The HealthStart accelerator programme will offer around 25 to 30 modules in the areas of healthcare entrepreneurship and general business administration. “By following this curriculum-driven model, we would like to close the gaps in any area in which the founding teams might not have experience in,” said Vishal Bansal, chief executive officer (CEO) at HealthStart India.
The programme is being offered in partnership with the Indian School of Business (ISB), Hyderabad, on the B-school’s campus. HealthStart was founded by Pradeep K. Jaisingh, Raj Airey and Suhail Chander.
Each batch that enlists in HealthStart accelerator will consist of six to seven start-ups, each of which will receive between Rs.5 lakh and Rs.20 lakh in seed funding. Participants won’t have to uproot themselves from their place of work because most modules in the programme will be offered virtually, said Jaisingh.

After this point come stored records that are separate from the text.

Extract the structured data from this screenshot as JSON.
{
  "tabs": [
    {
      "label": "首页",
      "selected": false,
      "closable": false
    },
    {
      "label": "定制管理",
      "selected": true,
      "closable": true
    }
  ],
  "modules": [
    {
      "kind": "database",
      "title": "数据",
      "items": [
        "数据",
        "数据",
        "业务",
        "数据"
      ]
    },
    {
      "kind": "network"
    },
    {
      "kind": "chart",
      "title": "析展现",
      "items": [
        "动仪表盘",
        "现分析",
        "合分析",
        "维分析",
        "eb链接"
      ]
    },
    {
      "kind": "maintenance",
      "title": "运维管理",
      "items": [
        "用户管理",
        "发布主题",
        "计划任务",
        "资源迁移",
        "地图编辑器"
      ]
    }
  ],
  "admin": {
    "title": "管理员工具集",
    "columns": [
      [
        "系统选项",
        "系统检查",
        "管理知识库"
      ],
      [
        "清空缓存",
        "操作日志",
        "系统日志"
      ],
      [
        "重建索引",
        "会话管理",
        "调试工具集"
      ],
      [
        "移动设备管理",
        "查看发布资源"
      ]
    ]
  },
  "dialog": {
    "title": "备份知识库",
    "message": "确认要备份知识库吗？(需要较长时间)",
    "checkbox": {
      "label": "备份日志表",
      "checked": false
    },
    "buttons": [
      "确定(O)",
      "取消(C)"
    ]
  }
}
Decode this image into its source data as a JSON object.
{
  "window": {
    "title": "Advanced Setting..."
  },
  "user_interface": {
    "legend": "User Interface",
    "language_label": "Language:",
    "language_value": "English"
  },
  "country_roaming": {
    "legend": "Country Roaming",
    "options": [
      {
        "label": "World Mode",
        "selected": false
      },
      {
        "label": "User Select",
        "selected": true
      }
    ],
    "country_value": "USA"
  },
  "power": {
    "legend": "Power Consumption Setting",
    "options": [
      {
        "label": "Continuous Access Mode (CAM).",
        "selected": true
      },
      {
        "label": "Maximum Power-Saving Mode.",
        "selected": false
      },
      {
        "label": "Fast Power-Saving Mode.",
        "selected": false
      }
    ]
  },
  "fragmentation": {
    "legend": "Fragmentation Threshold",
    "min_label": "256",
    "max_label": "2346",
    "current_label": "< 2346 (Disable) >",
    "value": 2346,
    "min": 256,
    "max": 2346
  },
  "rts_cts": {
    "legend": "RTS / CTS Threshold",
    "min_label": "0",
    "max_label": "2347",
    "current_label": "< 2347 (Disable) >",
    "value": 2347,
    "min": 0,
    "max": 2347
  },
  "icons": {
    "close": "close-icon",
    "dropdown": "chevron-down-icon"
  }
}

The key areas that the accelerator will focus on are technology for health, mobile apps, lifestyle disease management, affordable healthcare, wearable technology and remote monitoring and diagnostic devices.
HealthStart was conceived in 2013, with an initial investment of around $1 million raised from private investors.
ISB will participate in the accelerator’s next round of fund raising.
In Bangalore, niche healthcare accelerator InnAccel is also preparing for its programme launch in July. The accelerator will focus on medical technology, also called med-tech, and medical device engineering.
InnAccel, founded by medical care veterans Siraj Dhanani and A. Vijayarajan, will work a little differently from HealthStart—it will help would-be entrepreneurs take their business ideas all the way to a regulatory-compliant product company.
“The start-up ecosystem is biased toward IT (information technology) and technology, and they hardly realise that other sectors are also important...like medical technology is the largest sector in physical technology. We saw the gap and decided to bridge it for entrepreneurs,” said Dhanani, founder and CEO, InnAccel.
The accelerator plans to incubate between five and seven start-ups in the next two years.
“It is good to see healthcare-focused accelerators in India, given the traction that accelerators like Rock Health are getting in the US,” said Anand Daniel, principal at private equity firm Accel Partners.